The other day, as it was raining and I was driving to meet a friend for coffee, I saw the nice homeless man down the street talking to a sheriff's officer. I pondered the possible scenario. Could it be Option 1 - a friendly conversation in which the officer was inviting him to get in his car so he could take him to a shelter or get a bite to eat since it was raining? Or could it be Option 2 -- the officer running him off since it's probably against the law for him to stand there and ask for help? And since it was probably Option 2, should I bring him some food and give him one of my umbrellas? But since the officer was there, I decided to wait and see if he was still around when I finished with coffee.
About that time on the radio, NPR started interviewing folks in Haiti, and I got all sad and started to think about how I could better help the Haitians. One would probably have to live off the grid these days to escape the news. Whether you've shed some tears like I have to/from work this past week after listening to NPR, you've watched the news while eating dinner, or you've scoured the headlines online during breaks at work, folks across the world have bonded together in love and support of the Haitians during this tragic time. I've overheard staff at work express their desire to go to Haiti to help. I've had friends on Facebook dedicate countless statuses to give out suggestions for NGOs to donate to. Everywhere you turn, someone has an idea for helping. But even though I'm fortunate enough to be able to donate a little cash to help, it still doesn't feel like enough.
This feeling as though it's not enough reminded me of when I lived in India. I saw incredibly tragic things each time I left our home, which is often the nature of living in the Third World. I experienced many difficult emotions on a daily basis including sadness, frustration, fear, anger, concern and heartbreak. Beggars - whether they were children, the disabled, or even the occasional dowry burn victim - knocked on our car window at every stoplight to beg for a few rupees. Knowing that giving money directly to the beggars wasn't the best way to help, we tried giving things like juice boxes, fruit or pens. That never felt like enough. But, nothing ever really felt like enough.
One day I asked my Indian friend and colleague, Arfeen, for advice about how he felt I could help the most (since we couldn't possibly adopt every child or animal on the street!). After thinking for a few minutes, he finally said, "Mandy, you just have to do one thing. A wise uncle once told me that one of the best ways to help others is to take good care of your own."

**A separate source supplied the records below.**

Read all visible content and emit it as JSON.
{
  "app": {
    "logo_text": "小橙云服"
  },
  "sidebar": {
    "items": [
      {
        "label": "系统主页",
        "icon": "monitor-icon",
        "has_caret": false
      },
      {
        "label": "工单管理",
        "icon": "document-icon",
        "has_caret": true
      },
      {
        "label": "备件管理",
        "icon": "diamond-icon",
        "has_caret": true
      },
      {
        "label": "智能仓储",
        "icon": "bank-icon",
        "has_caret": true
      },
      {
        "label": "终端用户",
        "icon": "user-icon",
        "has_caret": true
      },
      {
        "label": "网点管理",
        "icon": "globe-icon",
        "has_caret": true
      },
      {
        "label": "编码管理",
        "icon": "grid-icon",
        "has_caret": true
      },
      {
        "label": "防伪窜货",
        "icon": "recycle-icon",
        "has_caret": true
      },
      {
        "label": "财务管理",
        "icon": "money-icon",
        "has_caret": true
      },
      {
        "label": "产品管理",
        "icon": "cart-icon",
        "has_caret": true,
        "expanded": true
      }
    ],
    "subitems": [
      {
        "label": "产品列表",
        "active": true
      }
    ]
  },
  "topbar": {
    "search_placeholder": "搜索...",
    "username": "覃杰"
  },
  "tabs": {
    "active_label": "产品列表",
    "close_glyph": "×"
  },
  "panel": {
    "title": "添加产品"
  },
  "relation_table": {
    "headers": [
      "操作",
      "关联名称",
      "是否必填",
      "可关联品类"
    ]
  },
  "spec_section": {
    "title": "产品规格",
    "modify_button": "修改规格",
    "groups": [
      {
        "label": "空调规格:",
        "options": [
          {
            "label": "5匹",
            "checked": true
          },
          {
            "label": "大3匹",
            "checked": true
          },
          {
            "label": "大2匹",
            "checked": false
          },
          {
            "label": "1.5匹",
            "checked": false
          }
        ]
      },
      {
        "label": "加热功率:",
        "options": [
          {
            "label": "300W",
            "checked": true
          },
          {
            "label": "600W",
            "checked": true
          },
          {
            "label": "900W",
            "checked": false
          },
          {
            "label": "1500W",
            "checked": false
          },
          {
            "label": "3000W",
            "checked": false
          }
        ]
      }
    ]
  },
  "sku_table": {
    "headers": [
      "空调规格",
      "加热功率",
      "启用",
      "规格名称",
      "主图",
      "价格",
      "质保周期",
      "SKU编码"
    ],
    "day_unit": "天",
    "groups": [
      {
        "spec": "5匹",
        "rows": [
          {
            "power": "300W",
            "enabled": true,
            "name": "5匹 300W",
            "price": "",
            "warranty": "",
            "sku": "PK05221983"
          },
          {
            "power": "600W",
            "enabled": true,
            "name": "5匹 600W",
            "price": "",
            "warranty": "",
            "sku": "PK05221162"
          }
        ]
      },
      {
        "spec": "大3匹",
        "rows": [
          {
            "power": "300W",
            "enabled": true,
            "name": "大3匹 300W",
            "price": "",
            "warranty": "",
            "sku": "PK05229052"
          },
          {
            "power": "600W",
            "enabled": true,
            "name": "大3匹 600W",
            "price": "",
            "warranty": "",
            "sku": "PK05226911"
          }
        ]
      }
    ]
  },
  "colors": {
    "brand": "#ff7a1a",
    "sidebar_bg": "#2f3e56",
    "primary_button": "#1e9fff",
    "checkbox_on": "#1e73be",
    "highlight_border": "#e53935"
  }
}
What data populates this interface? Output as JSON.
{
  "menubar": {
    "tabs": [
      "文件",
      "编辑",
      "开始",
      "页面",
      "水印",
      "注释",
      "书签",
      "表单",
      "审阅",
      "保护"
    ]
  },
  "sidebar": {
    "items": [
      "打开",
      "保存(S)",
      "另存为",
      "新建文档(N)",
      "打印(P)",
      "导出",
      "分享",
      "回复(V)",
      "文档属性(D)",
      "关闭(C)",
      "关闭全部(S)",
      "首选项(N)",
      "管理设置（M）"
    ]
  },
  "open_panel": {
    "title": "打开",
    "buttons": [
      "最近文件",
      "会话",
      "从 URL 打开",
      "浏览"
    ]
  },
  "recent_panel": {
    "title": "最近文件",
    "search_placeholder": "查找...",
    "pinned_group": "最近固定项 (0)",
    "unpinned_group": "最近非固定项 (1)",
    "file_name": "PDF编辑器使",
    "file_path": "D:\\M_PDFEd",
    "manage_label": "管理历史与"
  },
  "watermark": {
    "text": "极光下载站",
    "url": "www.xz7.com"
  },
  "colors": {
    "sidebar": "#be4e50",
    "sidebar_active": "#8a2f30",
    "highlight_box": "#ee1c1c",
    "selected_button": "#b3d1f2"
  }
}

I thought about what he said for a few days, and then I started to think about my life in India and whether I was taking good care of my own and whether I could do more. So, I considered the folks we interacted with each day and set out to help my own. Whether it was tutoring our maid's daughter in math or ensuring fair wages for my staff at work, I did what I could to help more. Many things I probably did naturally, but since I was more consciously aware of my actions and how I could help out more, going the extra mile seemed to make a difference. And though this didn't make me feel as if it was enough, it did feel better to know that I was doing what I could for my own.
And so while I was thinking about Haiti and how I can help out more, since it's next to impossible to physically be there to help out right now, I realized that I can continue to do one thing: I can make sure I'm taking good care of my own. As a whole, our country is much more fortunate than others. But there are so many people who need help in our own communities. And so if I define "my own," for me, it equals friends, family, colleagues and community. Here are some ideas (with minimal or zero budget impact) I came up with in terms of how I can better help my own:
- Make time, and find a place to volunteer.
- Keep some granola bars in the car to give to the homeless at the traffic lights, but no matter what, make eye contact and smile. Acknowledgment seems to go a long way if I can't help them out.
- Clean out the closet, and donate unused stuff to local nonprofit thrift stores (ex: Habitat for Humanity, Haven Hospice or Peaceful Paths) so that they can receive more revenue to fund their important causes.
- Go out of the way to make sure my friends and family know how much I love them and that they have support from me when they need it.
- Be friendly, smile and show the utmost respect to everyone I encounter each day, whether it be my colleagues, the grocery store's checkout clerks, other drivers, customer service representatives, or even waiters and baristas.
Some of the things on this list might be ways that I already help, but being more consciously aware of my actions might make me stretch a little further, which could make a bigger difference.
The Haitians certainly deserve all the love, donations, prayers and positive energy that we can send. But while the experts are there to do the work that many of us are unable to do, better helping our own seems to be a good way to spend our time. According to the World Bank, the world population is 6,692,030,277. If each person in the world could do one thing more each day to help his or her own, that would be 6,692,030,277 things. That seems like a lot of good and a lot of help.